Every record should be written out exactly, please.

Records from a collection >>
****************************************
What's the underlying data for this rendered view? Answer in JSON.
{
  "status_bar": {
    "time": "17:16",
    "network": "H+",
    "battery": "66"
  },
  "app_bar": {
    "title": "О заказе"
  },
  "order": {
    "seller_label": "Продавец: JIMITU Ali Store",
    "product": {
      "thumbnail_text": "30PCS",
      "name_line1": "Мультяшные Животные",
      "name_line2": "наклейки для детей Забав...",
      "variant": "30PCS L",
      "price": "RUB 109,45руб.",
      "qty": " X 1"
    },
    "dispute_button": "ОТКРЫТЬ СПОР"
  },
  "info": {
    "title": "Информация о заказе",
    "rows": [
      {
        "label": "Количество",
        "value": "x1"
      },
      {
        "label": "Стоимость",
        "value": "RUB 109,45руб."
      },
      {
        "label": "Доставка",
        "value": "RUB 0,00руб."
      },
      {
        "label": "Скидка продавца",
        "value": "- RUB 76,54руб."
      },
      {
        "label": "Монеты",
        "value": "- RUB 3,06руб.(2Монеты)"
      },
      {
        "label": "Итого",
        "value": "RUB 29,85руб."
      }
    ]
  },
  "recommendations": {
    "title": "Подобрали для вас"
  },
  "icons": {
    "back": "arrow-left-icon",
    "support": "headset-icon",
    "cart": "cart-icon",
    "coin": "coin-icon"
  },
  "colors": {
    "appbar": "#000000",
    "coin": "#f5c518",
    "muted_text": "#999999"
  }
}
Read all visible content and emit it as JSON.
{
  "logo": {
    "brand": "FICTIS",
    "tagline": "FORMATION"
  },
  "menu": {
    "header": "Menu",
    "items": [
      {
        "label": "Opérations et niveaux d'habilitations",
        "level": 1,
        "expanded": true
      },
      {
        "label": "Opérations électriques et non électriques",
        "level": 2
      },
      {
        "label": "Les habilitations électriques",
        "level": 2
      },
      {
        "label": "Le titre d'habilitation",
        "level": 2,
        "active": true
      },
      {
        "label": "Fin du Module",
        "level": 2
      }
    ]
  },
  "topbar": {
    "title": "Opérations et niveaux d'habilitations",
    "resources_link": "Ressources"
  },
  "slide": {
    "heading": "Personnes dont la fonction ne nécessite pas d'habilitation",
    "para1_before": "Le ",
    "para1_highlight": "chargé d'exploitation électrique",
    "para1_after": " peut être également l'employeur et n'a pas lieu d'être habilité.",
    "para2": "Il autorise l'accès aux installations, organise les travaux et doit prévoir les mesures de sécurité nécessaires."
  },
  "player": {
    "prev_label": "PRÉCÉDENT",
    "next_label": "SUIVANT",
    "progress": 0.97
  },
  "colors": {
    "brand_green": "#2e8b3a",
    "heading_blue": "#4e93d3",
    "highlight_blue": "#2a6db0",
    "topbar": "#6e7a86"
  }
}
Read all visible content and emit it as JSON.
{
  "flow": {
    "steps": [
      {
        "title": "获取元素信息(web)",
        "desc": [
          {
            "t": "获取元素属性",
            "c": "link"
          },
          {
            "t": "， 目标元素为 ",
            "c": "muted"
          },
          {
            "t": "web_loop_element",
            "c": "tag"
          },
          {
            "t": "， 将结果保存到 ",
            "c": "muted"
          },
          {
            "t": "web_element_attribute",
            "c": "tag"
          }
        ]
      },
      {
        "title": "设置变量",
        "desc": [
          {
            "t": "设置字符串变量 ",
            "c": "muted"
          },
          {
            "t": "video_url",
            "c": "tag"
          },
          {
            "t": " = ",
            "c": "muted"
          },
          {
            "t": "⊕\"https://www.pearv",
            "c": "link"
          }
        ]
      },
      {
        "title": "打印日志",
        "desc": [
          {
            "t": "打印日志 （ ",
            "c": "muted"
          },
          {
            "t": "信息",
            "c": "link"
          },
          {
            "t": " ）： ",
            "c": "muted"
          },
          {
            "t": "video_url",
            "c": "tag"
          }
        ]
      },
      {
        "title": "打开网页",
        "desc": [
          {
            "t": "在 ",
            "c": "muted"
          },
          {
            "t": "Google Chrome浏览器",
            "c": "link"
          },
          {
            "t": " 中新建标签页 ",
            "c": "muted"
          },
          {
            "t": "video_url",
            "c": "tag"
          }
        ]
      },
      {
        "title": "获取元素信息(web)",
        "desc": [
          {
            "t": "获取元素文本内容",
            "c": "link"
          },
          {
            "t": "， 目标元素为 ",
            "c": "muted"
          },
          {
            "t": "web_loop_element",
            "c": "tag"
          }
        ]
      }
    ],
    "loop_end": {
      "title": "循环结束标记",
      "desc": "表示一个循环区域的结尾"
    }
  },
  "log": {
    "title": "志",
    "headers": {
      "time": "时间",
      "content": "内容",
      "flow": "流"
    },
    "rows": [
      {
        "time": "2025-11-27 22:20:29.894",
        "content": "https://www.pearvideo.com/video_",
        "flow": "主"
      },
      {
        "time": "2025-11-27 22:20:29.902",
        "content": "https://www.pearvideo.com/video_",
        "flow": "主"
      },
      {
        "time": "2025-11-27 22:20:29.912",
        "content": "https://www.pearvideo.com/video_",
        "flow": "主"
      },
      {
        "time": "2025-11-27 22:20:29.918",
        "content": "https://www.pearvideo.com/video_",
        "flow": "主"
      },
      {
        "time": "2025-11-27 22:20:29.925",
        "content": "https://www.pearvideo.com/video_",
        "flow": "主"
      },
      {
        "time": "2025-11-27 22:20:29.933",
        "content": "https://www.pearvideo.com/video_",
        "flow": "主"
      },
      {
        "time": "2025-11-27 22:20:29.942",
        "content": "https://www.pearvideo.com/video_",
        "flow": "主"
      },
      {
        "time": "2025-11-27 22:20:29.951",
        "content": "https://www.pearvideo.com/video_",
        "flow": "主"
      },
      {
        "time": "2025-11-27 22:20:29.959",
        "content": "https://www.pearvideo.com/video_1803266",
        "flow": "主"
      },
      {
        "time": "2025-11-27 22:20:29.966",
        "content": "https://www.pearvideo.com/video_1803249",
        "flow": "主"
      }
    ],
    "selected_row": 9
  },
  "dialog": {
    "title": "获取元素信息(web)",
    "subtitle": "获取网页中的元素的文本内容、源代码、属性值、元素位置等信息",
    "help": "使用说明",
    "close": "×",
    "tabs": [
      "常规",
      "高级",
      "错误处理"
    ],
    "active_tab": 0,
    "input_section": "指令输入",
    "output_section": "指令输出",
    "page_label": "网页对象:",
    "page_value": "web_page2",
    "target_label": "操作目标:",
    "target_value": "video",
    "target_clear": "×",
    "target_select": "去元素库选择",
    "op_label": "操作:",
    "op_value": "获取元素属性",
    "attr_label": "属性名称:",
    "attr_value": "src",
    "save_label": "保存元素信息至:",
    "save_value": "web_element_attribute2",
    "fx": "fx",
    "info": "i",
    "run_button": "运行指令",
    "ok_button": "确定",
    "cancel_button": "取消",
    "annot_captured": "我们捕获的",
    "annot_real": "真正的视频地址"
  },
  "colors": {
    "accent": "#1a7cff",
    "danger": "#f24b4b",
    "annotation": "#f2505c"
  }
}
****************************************
Problem solution >>
What's the underlying data for this rendered view? Answer in JSON.
{
  "status_bar": {
    "time": "17:16",
    "network": "H+",
    "battery": "66"
  },
  "app_bar": {
    "title": "О заказе"
  },
  "order": {
    "seller_label": "Продавец: JIMITU Ali Store",
    "product": {
      "thumbnail_text": "30PCS",
      "name_line1": "Мультяшные Животные",
      "name_line2": "наклейки для детей Забав...",
      "variant": "30PCS L",
      "price": "RUB 109,45руб.",
      "qty": " X 1"
    },
    "dispute_button": "ОТКРЫТЬ СПОР"
  },
  "info": {
    "title": "Информация о заказе",
    "rows": [
      {
        "label": "Количество",
        "value": "x1"
      },
      {
        "label": "Стоимость",
        "value": "RUB 109,45руб."
      },
      {
        "label": "Доставка",
        "value": "RUB 0,00руб."
      },
      {
        "label": "Скидка продавца",
        "value": "- RUB 76,54руб."
      },
      {
        "label": "Монеты",
        "value": "- RUB 3,06руб.(2Монеты)"
      },
      {
        "label": "Итого",
        "value": "RUB 29,85руб."
      }
    ]
  },
  "recommendations": {
    "title": "Подобрали для вас"
  },
  "icons": {
    "back": "arrow-left-icon",
    "support": "headset-icon",
    "cart": "cart-icon",
    "coin": "coin-icon"
  },
  "colors": {
    "appbar": "#000000",
    "coin": "#f5c518",
    "muted_text": "#999999"
  }
}
Read all visible content and emit it as JSON.
{
  "logo": {
    "brand": "FICTIS",
    "tagline": "FORMATION"
  },
  "menu": {
    "header": "Menu",
    "items": [
      {
        "label": "Opérations et niveaux d'habilitations",
        "level": 1,
        "expanded": true
      },
      {
        "label": "Opérations électriques et non électriques",
        "level": 2
      },
      {
        "label": "Les habilitations électriques",
        "level": 2
      },
      {
        "label": "Le titre d'habilitation",
        "level": 2,
        "active": true
      },
      {
        "label": "Fin du Module",
        "level": 2
      }
    ]
  },
  "topbar": {
    "title": "Opérations et niveaux d'habilitations",
    "resources_link": "Ressources"
  },
  "slide": {
    "heading": "Personnes dont la fonction ne nécessite pas d'habilitation",
    "para1_before": "Le ",
    "para1_highlight": "chargé d'exploitation électrique",
    "para1_after": " peut être également l'employeur et n'a pas lieu d'être habilité.",
    "para2": "Il autorise l'accès aux installations, organise les travaux et doit prévoir les mesures de sécurité nécessaires."
  },
  "player": {
    "prev_label": "PRÉCÉDENT",
    "next_label": "SUIVANT",
    "progress": 0.97
  },
  "colors": {
    "brand_green": "#2e8b3a",
    "heading_blue": "#4e93d3",
    "highlight_blue": "#2a6db0",
    "topbar": "#6e7a86"
  }
}
Read all visible content and emit it as JSON.
{
  "flow": {
    "steps": [
      {
        "title": "获取元素信息(web)",
        "desc": [
          {
            "t": "获取元素属性",
            "c": "link"
          },
          {
            "t": "， 目标元素为 ",
            "c": "muted"
          },
          {
            "t": "web_loop_element",
            "c": "tag"
          },
          {
            "t": "， 将结果保存到 ",
            "c": "muted"
          },
          {
            "t": "web_element_attribute",
            "c": "tag"
          }
        ]
      },
      {
        "title": "设置变量",
        "desc": [
          {
            "t": "设置字符串变量 ",
            "c": "muted"
          },
          {
            "t": "video_url",
            "c": "tag"
          },
          {
            "t": " = ",
            "c": "muted"
          },
          {
            "t": "⊕\"https://www.pearv",
            "c": "link"
          }
        ]
      },
      {
        "title": "打印日志",
        "desc": [
          {
            "t": "打印日志 （ ",
            "c": "muted"
          },
          {
            "t": "信息",
            "c": "link"
          },
          {
            "t": " ）： ",
            "c": "muted"
          },
          {
            "t": "video_url",
            "c": "tag"
          }
        ]
      },
      {
        "title": "打开网页",
        "desc": [
          {
            "t": "在 ",
            "c": "muted"
          },
          {
            "t": "Google Chrome浏览器",
            "c": "link"
          },
          {
            "t": " 中新建标签页 ",
            "c": "muted"
          },
          {
            "t": "video_url",
            "c": "tag"
          }
        ]
      },
      {
        "title": "获取元素信息(web)",
        "desc": [
          {
            "t": "获取元素文本内容",
            "c": "link"
          },
          {
            "t": "， 目标元素为 ",
            "c": "muted"
          },
          {
            "t": "web_loop_element",
            "c": "tag"
          }
        ]
      }
    ],
    "loop_end": {
      "title": "循环结束标记",
      "desc": "表示一个循环区域的结尾"
    }
  },
  "log": {
    "title": "志",
    "headers": {
      "time": "时间",
      "content": "内容",
      "flow": "流"
    },
    "rows": [
      {
        "time": "2025-11-27 22:20:29.894",
        "content": "https://www.pearvideo.com/video_",
        "flow": "主"
      },
      {
        "time": "2025-11-27 22:20:29.902",
        "content": "https://www.pearvideo.com/video_",
        "flow": "主"
      },
      {
        "time": "2025-11-27 22:20:29.912",
        "content": "https://www.pearvideo.com/video_",
        "flow": "主"
      },
      {
        "time": "2025-11-27 22:20:29.918",
        "content": "https://www.pearvideo.com/video_",
        "flow": "主"
      },
      {
        "time": "2025-11-27 22:20:29.925",
        "content": "https://www.pearvideo.com/video_",
        "flow": "主"
      },
      {
        "time": "2025-11-27 22:20:29.933",
        "content": "https://www.pearvideo.com/video_",
        "flow": "主"
      },
      {
        "time": "2025-11-27 22:20:29.942",
        "content": "https://www.pearvideo.com/video_",
        "flow": "主"
      },
      {
        "time": "2025-11-27 22:20:29.951",
        "content": "https://www.pearvideo.com/video_",
        "flow": "主"
      },
      {
        "time": "2025-11-27 22:20:29.959",
        "content": "https://www.pearvideo.com/video_1803266",
        "flow": "主"
      },
      {
        "time": "2025-11-27 22:20:29.966",
        "content": "https://www.pearvideo.com/video_1803249",
        "flow": "主"
      }
    ],
    "selected_row": 9
  },
  "dialog": {
    "title": "获取元素信息(web)",
    "subtitle": "获取网页中的元素的文本内容、源代码、属性值、元素位置等信息",
    "help": "使用说明",
    "close": "×",
    "tabs": [
      "常规",
      "高级",
      "错误处理"
    ],
    "active_tab": 0,
    "input_section": "指令输入",
    "output_section": "指令输出",
    "page_label": "网页对象:",
    "page_value": "web_page2",
    "target_label": "操作目标:",
    "target_value": "video",
    "target_clear": "×",
    "target_select": "去元素库选择",
    "op_label": "操作:",
    "op_value": "获取元素属性",
    "attr_label": "属性名称:",
    "attr_value": "src",
    "save_label": "保存元素信息至:",
    "save_value": "web_element_attribute2",
    "fx": "fx",
    "info": "i",
    "run_button": "运行指令",
    "ok_button": "确定",
    "cancel_button": "取消",
    "annot_captured": "我们捕获的",
    "annot_real": "真正的视频地址"
  },
  "colors": {
    "accent": "#1a7cff",
    "danger": "#f24b4b",
    "annotation": "#f2505c"
  }
}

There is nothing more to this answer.